I've been reading a galley of Raised? Finding Jesus by Doubting the Resurrection, by Jonathan K. Dodson and Brad Watson, pastors in Austin (Dodson) and Portland (Watson). The subtitle may hook some readers, while others (alas) may be inadvertently discouraged from opening the book. Dodson and Watson acknowledge, matter-of-factly, that "[t]he resurrection of a man from the dead was not easy to believe" in the time of Jesus, "nor is it easy to accept today." They write both for those who have never believed and for those who do believe, who have said the creeds and prayed the Lord's Prayer again and again yet who find themselves wondering, doubting, sometimes troubled by the undertones of a nagging question, sometimes staggered by a sudden conviction that the claim is utterly preposterous. (How could I have ever believed that?) Dodson and Watson's book is itself an act of pastoral ministry, a winsome invitation to faith and discipleship.
(By the way: If you are a believer who hasn't wrestled with doubt, don't let anyone bully you into thinking that your sense of belonging in God's family is somehow "superficial," that if you went through a dark night of the soul your faith would be more "authentic." We should neither stigmatize "doubt" nor wear it as badge of pride. What did Jesus say? We should receive the kingdom of God like a little child.)
There is no article about Easter in this issue of BOOKS & CULTURE, but the hope promised by the Resurrection sustains the whole enterprise. It undergirds the first piece in this issue—Stephen Williams reviewing Charles Taliferro's The Golden Cord: A Short Book on the Secular and the Sacred—and the last: Benjamin Myers on the "god-haunted" poems of Paul Mariani.
Also in this issue, Kirby Olson reviews a biography of the poet Marianne Moore, whom I love.
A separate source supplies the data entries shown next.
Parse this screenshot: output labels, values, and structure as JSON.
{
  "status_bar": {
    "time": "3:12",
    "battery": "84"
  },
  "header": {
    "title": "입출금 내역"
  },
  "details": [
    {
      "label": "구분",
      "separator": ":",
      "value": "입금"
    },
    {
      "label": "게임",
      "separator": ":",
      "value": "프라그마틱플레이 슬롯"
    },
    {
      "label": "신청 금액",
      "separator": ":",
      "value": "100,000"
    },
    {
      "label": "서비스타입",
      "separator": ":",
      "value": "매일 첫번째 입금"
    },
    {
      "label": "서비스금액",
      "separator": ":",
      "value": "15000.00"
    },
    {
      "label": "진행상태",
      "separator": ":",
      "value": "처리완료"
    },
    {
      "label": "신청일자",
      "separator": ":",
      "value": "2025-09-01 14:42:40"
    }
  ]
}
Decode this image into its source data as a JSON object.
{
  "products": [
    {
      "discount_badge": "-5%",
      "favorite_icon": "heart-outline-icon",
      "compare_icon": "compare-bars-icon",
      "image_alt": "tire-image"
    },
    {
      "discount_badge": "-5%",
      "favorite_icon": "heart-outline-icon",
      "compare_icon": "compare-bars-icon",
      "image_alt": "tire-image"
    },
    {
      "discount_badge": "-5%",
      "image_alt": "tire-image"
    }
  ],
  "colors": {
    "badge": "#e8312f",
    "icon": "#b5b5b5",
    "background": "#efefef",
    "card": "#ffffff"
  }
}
Moore hasn't lacked for scholarly attention. Recently, thanks ...